This sums up my discomfort with the terminology “learning outcomes” that underpin much curriculum development. Sure, it is usually preceded by the wordy catch-all “on successful completion of this course students will…”, but there seems to be a hot potato of responsibility for achievement sitting just below the surface. In our arguably justifiable discomfort with the traditional concept of the dominance of didactic delivery we are in danger of foisting responsibility for satisfaction onto the learners for failing to come to the ‘success’ party…where entry is overseen by burly assessment bouncers flexing their evidenced-based pedagogy.
On that note, a chance corridor conversation with a colleague forced me to consider my flippant use of the term ‘pedagogy‘. “That’s teaching children – we’re really more about andragogy – teaching adults”, he observed. Intellectually squinting in the light of his statement, I fled down the internet rabbithole to dispel this fake news. Turns out the best I could do was to decide that we were actually (at least aspirationally) herding towards heutagogy: self-determined learning. Not just self-directed – apparently that is so Education 2.0 (Gernstein, 2013). No – this is where the curriculum can change according to what the students decide they want to learn – quelle horreur for control freaks or indeed anyone planning a course and hoping for a quiet life. Terry Heik discusses the differences here and includes an oft-cited table from a blog by Jackie Gerstein (that now only exists in the web archives) that compares the three ‘gogies.

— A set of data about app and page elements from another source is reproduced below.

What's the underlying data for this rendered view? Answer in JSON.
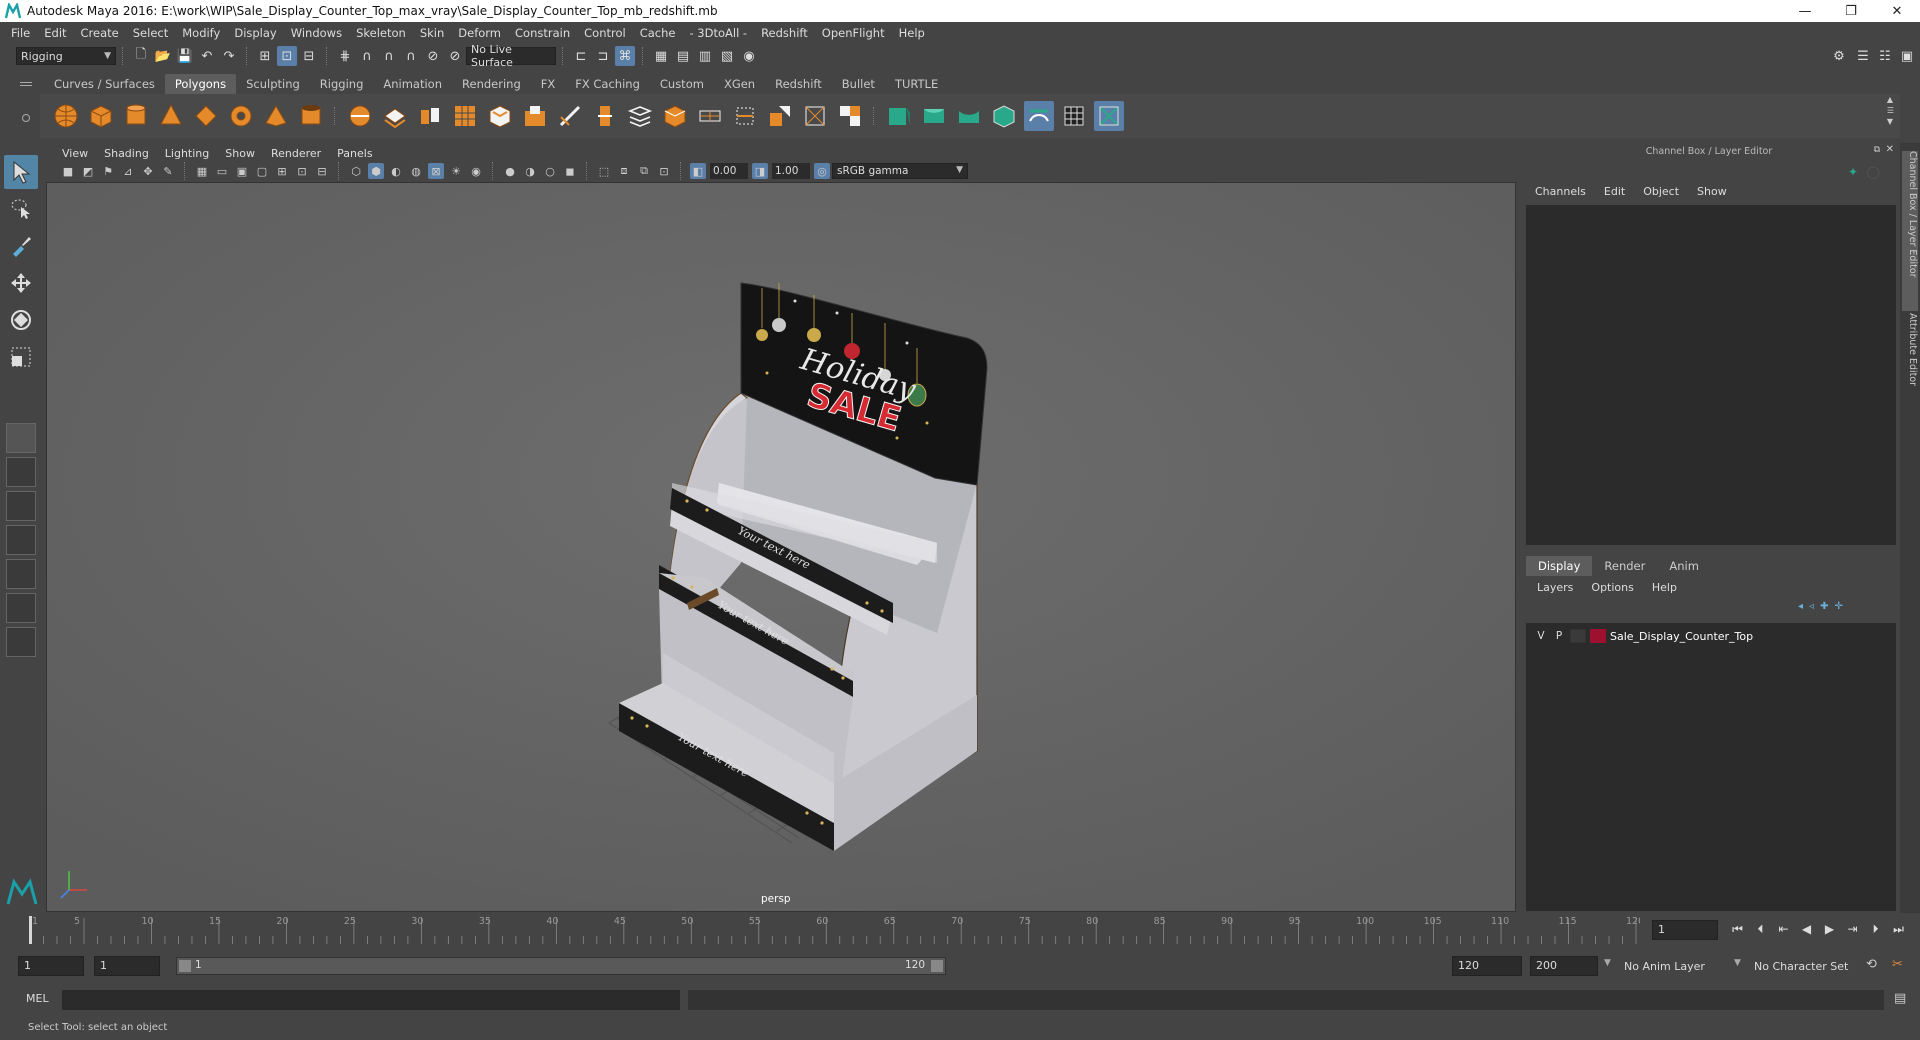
{
  "window": {
    "title": "Autodesk Maya 2016: E:\\work\\WIP\\Sale_Display_Counter_Top_max_vray\\Sale_Display_Counter_Top_mb_redshift.mb",
    "minimize": "—",
    "restore": "❐",
    "close": "✕"
  },
  "menubar": [
    "File",
    "Edit",
    "Create",
    "Select",
    "Modify",
    "Display",
    "Windows",
    "Skeleton",
    "Skin",
    "Deform",
    "Constrain",
    "Control",
    "Cache",
    "- 3DtoAll -",
    "Redshift",
    "OpenFlight",
    "Help"
  ],
  "statusline": {
    "mode": "Rigging",
    "live_surface": "No Live Surface"
  },
  "shelf": {
    "tabs": [
      "Curves / Surfaces",
      "Polygons",
      "Sculpting",
      "Rigging",
      "Animation",
      "Rendering",
      "FX",
      "FX Caching",
      "Custom",
      "XGen",
      "Redshift",
      "Bullet",
      "TURTLE"
    ],
    "active_tab": "Polygons"
  },
  "panel": {
    "menus": [
      "View",
      "Shading",
      "Lighting",
      "Show",
      "Renderer",
      "Panels"
    ],
    "exposure": "0.00",
    "gamma": "1.00",
    "color_space": "sRGB gamma",
    "camera": "persp"
  },
  "model_text": {
    "sign_line1": "Holiday",
    "sign_line2": "SALE",
    "shelf_text": "Your text here"
  },
  "channel_box": {
    "title": "Channel Box / Layer Editor",
    "menus": [
      "Channels",
      "Edit",
      "Object",
      "Show"
    ]
  },
  "layer_editor": {
    "tabs": [
      "Display",
      "Render",
      "Anim"
    ],
    "active_tab": "Display",
    "menus": [
      "Layers",
      "Options",
      "Help"
    ],
    "layers": [
      {
        "visible": "V",
        "playback": "P",
        "name": "Sale_Display_Counter_Top",
        "color": "#9e1030"
      }
    ]
  },
  "side_tabs": [
    "Channel Box / Layer Editor",
    "Attribute Editor"
  ],
  "timeline": {
    "ticks": [
      1,
      5,
      10,
      15,
      20,
      25,
      30,
      35,
      40,
      45,
      50,
      55,
      60,
      65,
      70,
      75,
      80,
      85,
      90,
      95,
      100,
      105,
      110,
      115,
      120
    ],
    "current_frame": "1"
  },
  "range": {
    "start": "1",
    "playback_start": "1",
    "slider_start": "1",
    "slider_end": "120",
    "playback_end": "120",
    "end": "200",
    "anim_layer": "No Anim Layer",
    "character_set": "No Character Set"
  },
  "command": {
    "label": "MEL",
    "help": "Select Tool: select an object"
  }
}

Heutagogy is particularly evident and nurtured in communities of practice, where people engage in collective learning united by their shared interest, joint activities and practice. In the words of Gauthier (2016):
“The main purpose of cultivating a class community of practice is to bring about the class community’s own internal direction, character and energy. To try to predetermine too many learning outcomes or how learning will emerge and evolve would be contradictory to this approach”.

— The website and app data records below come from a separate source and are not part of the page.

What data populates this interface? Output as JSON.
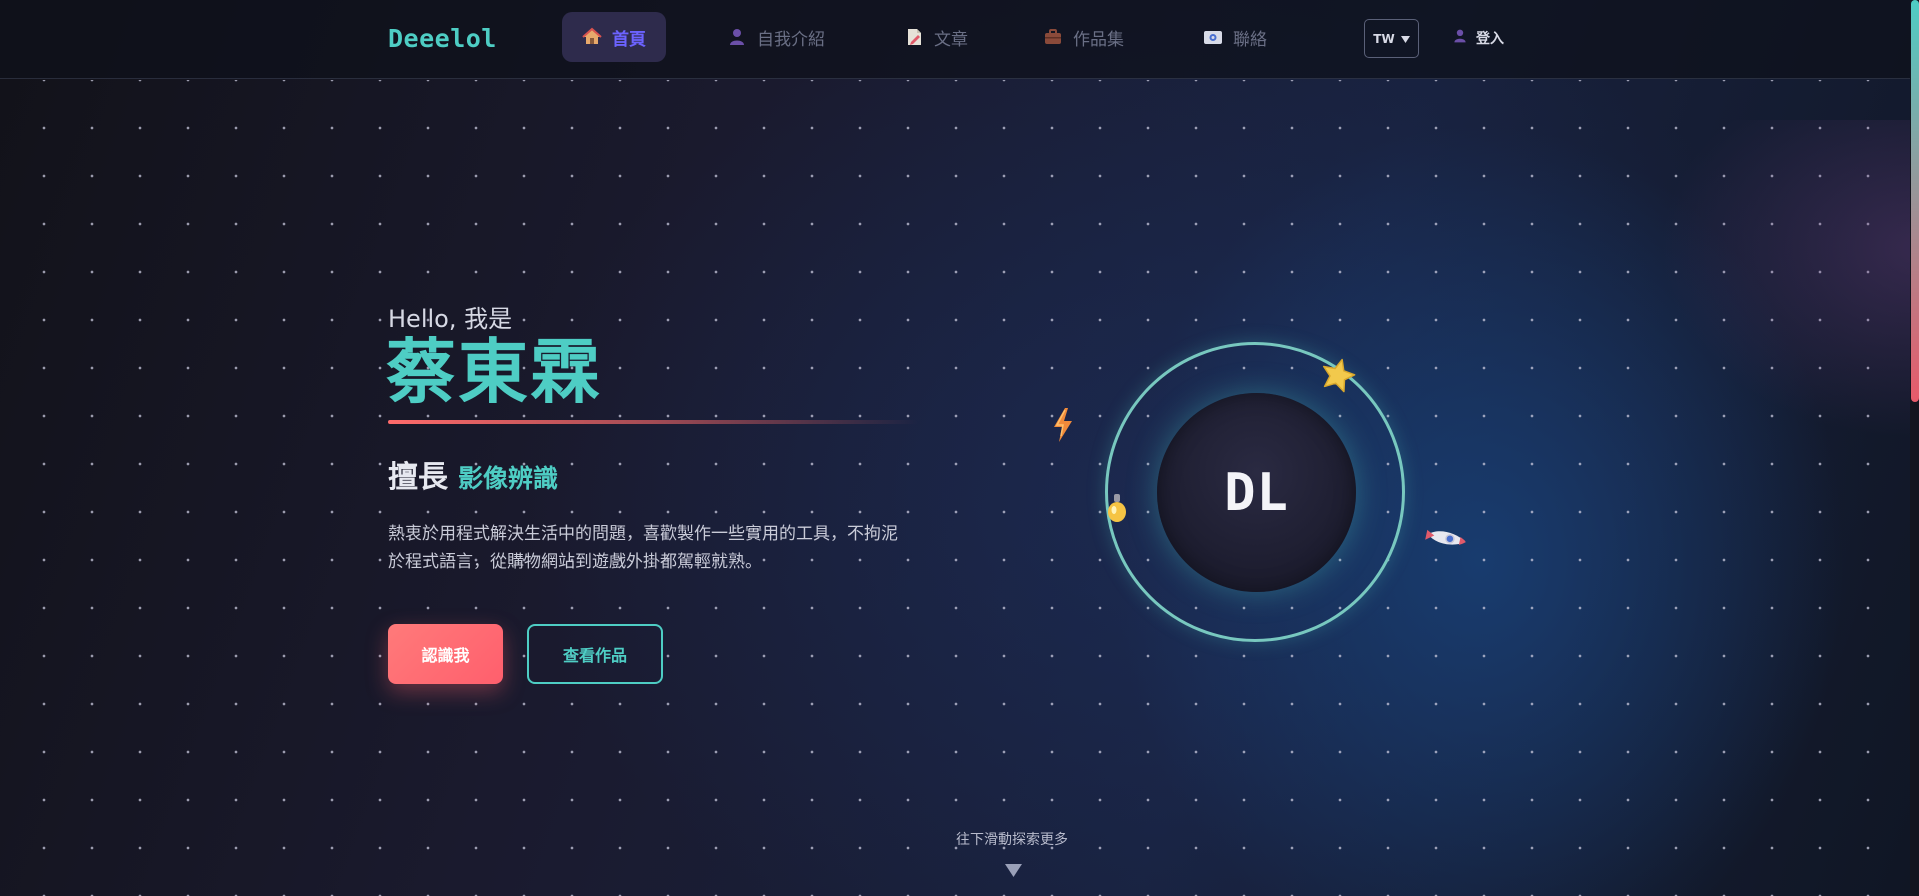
{
  "nav": {
    "logo": "Deeelol",
    "items": [
      {
        "label": "首頁",
        "icon": "house-icon",
        "active": true
      },
      {
        "label": "自我介紹",
        "icon": "person-icon",
        "active": false
      },
      {
        "label": "文章",
        "icon": "document-icon",
        "active": false
      },
      {
        "label": "作品集",
        "icon": "briefcase-icon",
        "active": false
      },
      {
        "label": "聯絡",
        "icon": "id-card-icon",
        "active": false
      }
    ],
    "language": "TW",
    "login": "登入"
  },
  "hero": {
    "greeting": "Hello, 我是",
    "name": "蔡東霖",
    "skill_prefix": "擅長",
    "skill_value": "影像辨識",
    "description": "熱衷於用程式解決生活中的問題，喜歡製作一些實用的工具，不拘泥於程式語言，從購物網站到遊戲外掛都駕輕就熟。",
    "primary_button": "認識我",
    "secondary_button": "查看作品",
    "avatar_text": "DL"
  },
  "scroll_hint": "往下滑動探索更多",
  "colors": {
    "accent": "#4ecdc4",
    "coral": "#ff6b6b",
    "nav_active": "#6c63ff",
    "nav_active_bg": "#2e2b4c"
  }
}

She suggested therefore the purposeful use of the term ‘learning opportunities’ – rather than prescribing what students will learn. I’d much prefer to design a course that proffered learning opportunities instead of confidently asserting ‘learning outcomes’.
Fun fact – I also discovered that heutagogy has NO direct relationship to the term heuristic learning (“trial by error”) – they just look a bit similar and came into my life at about the same time.